If a line of the listing contains the string "image", return that line.

── DATA EXTRACT ──

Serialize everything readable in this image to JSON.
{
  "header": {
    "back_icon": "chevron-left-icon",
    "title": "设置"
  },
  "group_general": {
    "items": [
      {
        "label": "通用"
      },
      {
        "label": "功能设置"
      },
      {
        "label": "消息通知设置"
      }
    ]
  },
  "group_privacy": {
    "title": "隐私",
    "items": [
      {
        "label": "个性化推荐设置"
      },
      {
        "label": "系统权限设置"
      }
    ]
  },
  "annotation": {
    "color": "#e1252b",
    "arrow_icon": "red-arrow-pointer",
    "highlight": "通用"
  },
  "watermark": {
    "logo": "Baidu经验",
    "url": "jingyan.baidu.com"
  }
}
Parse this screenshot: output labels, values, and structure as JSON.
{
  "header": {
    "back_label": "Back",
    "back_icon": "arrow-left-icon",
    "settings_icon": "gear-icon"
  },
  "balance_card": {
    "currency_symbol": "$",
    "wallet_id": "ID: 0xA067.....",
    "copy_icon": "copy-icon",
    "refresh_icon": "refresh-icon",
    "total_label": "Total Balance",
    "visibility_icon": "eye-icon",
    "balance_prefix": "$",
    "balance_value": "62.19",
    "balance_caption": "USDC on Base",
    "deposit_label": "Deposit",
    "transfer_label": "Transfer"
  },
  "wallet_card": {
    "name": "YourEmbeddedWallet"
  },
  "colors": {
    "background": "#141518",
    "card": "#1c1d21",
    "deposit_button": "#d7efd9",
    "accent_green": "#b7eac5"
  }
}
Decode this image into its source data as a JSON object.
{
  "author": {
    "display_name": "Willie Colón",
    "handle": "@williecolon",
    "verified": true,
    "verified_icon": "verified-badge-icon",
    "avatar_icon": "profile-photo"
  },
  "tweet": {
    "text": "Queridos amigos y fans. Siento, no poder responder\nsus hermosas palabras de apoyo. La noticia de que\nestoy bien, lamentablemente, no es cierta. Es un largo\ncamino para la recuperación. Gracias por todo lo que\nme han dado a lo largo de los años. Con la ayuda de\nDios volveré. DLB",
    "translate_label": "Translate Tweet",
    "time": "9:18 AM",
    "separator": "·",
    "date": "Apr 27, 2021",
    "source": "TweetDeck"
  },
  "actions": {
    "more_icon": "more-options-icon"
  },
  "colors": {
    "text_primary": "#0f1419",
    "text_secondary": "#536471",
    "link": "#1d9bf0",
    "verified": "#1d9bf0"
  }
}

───

* [THE ANSWER]
Serialize everything readable in this image to JSON.
Decode this image into its source data as a JSON object.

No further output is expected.